‘You’ll be away for years.’ Sarah said.

‘We’re independent people. We’ve each got good jobs. Economically you’ll be fine, socially there can’t be any problem.’

‘But personally?’

‘You’re an attractive woman.’

‘Get myself someone else you mean?’

‘Just think of the experience this will give you.’

‘Meaning what exactly?’

‘Come on, Sarah. You know what I mean. Literature’s your life, or your substitute for it. You’re a born novelist. Maybe not a good one, I can’t tell, but certainly as regards attitude. And willingness to transform every piece of personal life into a few paragraphs of prose. You should thank me.’

‘You bastard,’ she said with feeling.

He smiled.

‘The justifications you can conjure up!’

‘Let’s be reasonable ...’

‘Four years I’ve spent with you, and you talk as you’re a rocket jettisoning a spent fuel tank –’

Not a very good simile. If you’ll forgive a piece of lit. crit.’

‘As if we were all interchangeable, replaceable, the same as each other.’

‘Literature teaches the uniqueness of the individual. Anthropology teaches the lack of it.’

‘Very true,’ she said sarcastically.

There was another pause. Someone in a flat upstairs turned on a tap and water hummed and banged in the pipes. He wondered how the water tasted.

‘I thought I was special,’ she said quietly.

‘Special?’ He took the word and weighed it.

Sarah began a long, comprehensive and reasoned attack on his calling. It was evident that over the years she had built a battery of criticism and she now began to bludgeon him with it. Anthropology was arid, humourless, formulaic, reductionist. It dehumanished its subjects and its practitioners, too, became dehumanished, gradually stripping themselves of the capacity for deep and complex emotional response. In Savage all the weaknesses, all the symptoms were on show.

He noted that although she portrayed herself as a woman wronged she was very capable of producing a sustained and coherent argument. Another thing he noted (wryly) was that she was accusing him with variants of his own accusations to her. Over the years he’d said that literature, her kind of literature (literature with a capital ‘L’), was frivolous, self-indulgent, élitist. That its study was irrelevant and mandarin. That those who studied it were incapable of recognising the true richness of life, preferring instead the rarefied air of artificial heights.

‘Look,’ he said, ‘don’t take it so personally.’

‘Personally? How else can I take it if I don’t take it personally?’

‘This is not an important crisis,’ he said. ‘It won’t alter the history of the world. We both knew it was coming. You would never keep me away from my people just as I would never keep you away from your books. We’ve had some good times together, maybe learned a little from each other, and now it’s time to part. I’ll go away to my tribe; you’ll stay here with your teaching and your writing. That’s all. It happens all the time. It’s natural. Only literature gives it the false depth that you want to drown in.’

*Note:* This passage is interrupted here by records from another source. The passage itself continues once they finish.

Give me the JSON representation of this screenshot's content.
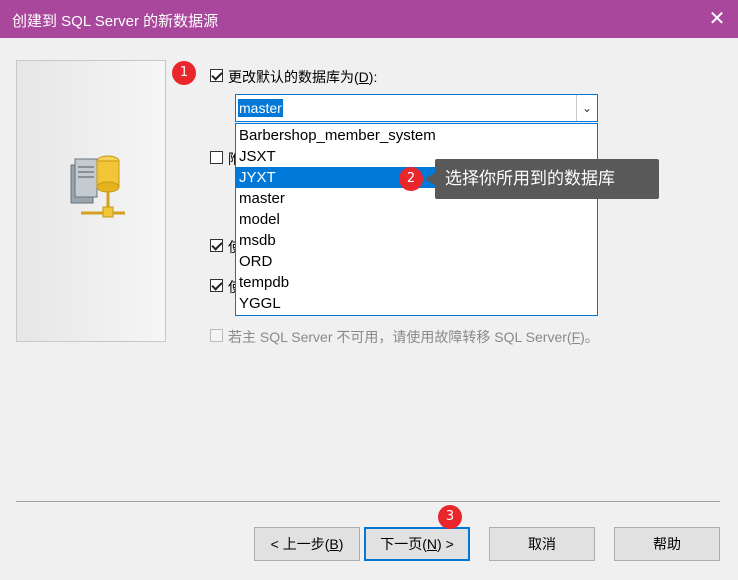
{
  "window": {
    "title": "创建到 SQL Server 的新数据源",
    "close_label": "✕"
  },
  "options": {
    "change_default_db": {
      "label": "更改默认的数据库为(",
      "mnemonic": "D",
      "suffix": "):",
      "checked": true
    },
    "attach_db": {
      "label_partial": "附",
      "checked": false
    },
    "option_three": {
      "label_partial": "使",
      "checked": true
    },
    "option_four": {
      "label_partial": "使",
      "checked": true
    },
    "failover": {
      "label": "若主 SQL Server 不可用，请使用故障转移 SQL Server(",
      "mnemonic": "F",
      "suffix": ")。",
      "checked": false,
      "enabled": false
    }
  },
  "database_combo": {
    "selected_value": "master",
    "arrow": "⌄",
    "options": [
      "Barbershop_member_system",
      "JSXT",
      "JYXT",
      "master",
      "model",
      "msdb",
      "ORD",
      "tempdb",
      "YGGL"
    ],
    "highlighted": "JYXT"
  },
  "annotations": {
    "badge1": "1",
    "badge2": "2",
    "badge3": "3",
    "tooltip": "选择你所用到的数据库"
  },
  "buttons": {
    "back": {
      "label": "< 上一步(",
      "mnemonic": "B",
      "suffix": ")"
    },
    "next": {
      "label": "下一页(",
      "mnemonic": "N",
      "suffix": ") >"
    },
    "cancel": "取消",
    "help": "帮助"
  },
  "colors": {
    "titlebar": "#a8479b",
    "accent": "#0078d7",
    "badge": "#e8262c",
    "tooltip_bg": "#595959"
  }
}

She put her hand over her eyes. ‘Christ,’ she said, ‘what we believe is tearing us apart.’

The full text of this fiction is only available to subscribers of the London Review of Books.

You are not logged in